At Ozow we pride ourselves on ensuring our merchants and customers are protected and safe when transacting. We’ve tailored our data collection and security capabilities specifically to merchants and to customers. By segmenting our offering, we ensure that both get the full benefit of our products.
For customers we’ve enabled a Secure Sockets Layer (SSL) on all of our front-end sites. By doing so we ensure that all communication between their browser or devices is encrypted. We also don’t save any data that we don’t need, which helps us in that we don’t have any personal information that can be compromised or stolen.
With merchants we’ve tweaked our system because we are integrating with them and their systems, and we make sure that there’s adequate security at every touchpoint of the integration process. We have implemented backend security as well so that those without access cannot view what is happening in the backend while still being able to see what's happening in the front-end of the platform.
Taking scope and size into consideration, it's imperative that you make use of an adequate hosting solution. For us, cloud hosting was the way to go. Not only does it make applying software patches easier, it also provides an arsenal of protective tools to combat potential hacks. We’ve found a way to utilise the cloud system in such a way that you can use it and when you’re done with it, remove it completely from the system. No one can attack it if it doesn’t exist.

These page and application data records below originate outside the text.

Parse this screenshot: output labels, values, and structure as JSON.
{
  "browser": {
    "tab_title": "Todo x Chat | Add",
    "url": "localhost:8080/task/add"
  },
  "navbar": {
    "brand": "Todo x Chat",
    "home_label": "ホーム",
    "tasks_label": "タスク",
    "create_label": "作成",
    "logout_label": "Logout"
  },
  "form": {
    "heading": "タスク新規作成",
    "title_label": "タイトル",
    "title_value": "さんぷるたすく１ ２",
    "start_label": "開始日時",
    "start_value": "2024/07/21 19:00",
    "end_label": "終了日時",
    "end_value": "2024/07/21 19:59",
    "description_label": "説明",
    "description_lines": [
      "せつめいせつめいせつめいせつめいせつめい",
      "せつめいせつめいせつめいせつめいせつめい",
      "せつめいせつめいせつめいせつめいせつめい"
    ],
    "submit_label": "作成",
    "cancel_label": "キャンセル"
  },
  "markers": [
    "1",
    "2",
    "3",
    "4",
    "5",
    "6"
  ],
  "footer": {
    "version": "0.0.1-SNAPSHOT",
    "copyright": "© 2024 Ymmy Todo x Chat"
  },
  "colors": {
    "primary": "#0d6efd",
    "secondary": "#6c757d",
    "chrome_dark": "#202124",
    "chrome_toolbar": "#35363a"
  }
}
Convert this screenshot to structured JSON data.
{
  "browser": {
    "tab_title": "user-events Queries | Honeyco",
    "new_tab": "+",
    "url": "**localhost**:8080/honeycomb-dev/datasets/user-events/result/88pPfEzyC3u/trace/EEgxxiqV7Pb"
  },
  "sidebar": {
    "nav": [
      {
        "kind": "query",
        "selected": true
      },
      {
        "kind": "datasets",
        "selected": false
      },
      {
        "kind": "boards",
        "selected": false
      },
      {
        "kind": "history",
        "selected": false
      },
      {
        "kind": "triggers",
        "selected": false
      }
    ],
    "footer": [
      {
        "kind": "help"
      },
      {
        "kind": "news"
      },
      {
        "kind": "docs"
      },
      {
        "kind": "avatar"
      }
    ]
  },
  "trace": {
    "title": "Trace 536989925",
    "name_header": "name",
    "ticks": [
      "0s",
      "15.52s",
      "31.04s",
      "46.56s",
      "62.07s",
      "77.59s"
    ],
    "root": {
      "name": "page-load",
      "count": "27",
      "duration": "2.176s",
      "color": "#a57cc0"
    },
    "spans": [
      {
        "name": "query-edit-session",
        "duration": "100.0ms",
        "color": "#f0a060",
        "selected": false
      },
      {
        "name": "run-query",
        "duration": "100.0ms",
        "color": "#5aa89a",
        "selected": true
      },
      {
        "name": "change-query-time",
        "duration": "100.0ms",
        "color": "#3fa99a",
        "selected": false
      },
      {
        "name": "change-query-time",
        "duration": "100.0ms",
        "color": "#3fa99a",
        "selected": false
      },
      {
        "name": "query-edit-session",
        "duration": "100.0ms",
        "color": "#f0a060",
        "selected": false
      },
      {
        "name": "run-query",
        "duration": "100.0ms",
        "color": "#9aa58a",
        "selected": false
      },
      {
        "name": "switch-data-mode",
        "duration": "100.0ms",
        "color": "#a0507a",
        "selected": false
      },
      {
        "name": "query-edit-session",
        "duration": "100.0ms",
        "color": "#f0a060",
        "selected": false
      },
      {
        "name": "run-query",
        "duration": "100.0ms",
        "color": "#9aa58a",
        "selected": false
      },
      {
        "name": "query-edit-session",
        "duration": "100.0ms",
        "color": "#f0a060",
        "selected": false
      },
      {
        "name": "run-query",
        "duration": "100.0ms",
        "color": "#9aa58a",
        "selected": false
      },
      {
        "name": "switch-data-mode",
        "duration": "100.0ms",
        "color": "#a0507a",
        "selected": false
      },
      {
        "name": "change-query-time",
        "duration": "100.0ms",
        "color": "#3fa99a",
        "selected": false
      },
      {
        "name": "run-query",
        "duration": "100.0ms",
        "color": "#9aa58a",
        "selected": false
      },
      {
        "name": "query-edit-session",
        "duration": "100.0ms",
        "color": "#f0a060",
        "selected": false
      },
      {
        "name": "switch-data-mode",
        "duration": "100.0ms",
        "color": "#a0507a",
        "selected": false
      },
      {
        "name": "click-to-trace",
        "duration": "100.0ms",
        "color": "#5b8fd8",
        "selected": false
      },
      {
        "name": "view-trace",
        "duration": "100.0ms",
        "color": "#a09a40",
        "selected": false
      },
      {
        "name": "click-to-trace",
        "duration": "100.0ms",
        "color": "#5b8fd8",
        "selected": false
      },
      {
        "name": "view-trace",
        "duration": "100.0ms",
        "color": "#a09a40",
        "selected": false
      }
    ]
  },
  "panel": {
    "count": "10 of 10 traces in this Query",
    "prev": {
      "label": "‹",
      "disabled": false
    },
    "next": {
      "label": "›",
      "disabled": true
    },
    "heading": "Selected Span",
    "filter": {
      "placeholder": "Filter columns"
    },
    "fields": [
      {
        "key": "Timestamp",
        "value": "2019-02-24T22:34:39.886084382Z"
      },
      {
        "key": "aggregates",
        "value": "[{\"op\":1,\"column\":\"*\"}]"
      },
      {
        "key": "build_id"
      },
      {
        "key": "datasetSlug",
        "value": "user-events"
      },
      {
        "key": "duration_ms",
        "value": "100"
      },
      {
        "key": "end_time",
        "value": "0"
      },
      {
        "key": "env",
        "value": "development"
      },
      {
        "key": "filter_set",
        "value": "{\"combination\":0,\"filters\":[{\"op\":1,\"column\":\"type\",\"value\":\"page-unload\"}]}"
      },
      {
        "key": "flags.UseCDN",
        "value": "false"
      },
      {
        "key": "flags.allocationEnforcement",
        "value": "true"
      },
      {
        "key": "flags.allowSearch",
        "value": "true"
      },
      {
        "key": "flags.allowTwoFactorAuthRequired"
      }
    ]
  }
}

By only using what we need, we ensure that everything is patched and up to date with the latest security protocols. This also forms part of our PCI compliance as we look at every single tool we've installed on every single server, making sure they are up to date.
Another aspect of our compliance also relates to our developers and their code. Not only are they regularly trained on the latest security threats, we also constantly scan the code they push to different repositories. And we’ve automated scanning on every level.
While no system is perfect, we take every measure to ensure our system security and capabilities not only live up to industry standards, but often surpass them.
For more information on how you can keep yourself and your customers safe, click here. If you'd like to find out more about our products, features and security don't hesitate to contact our sales team at email@example.com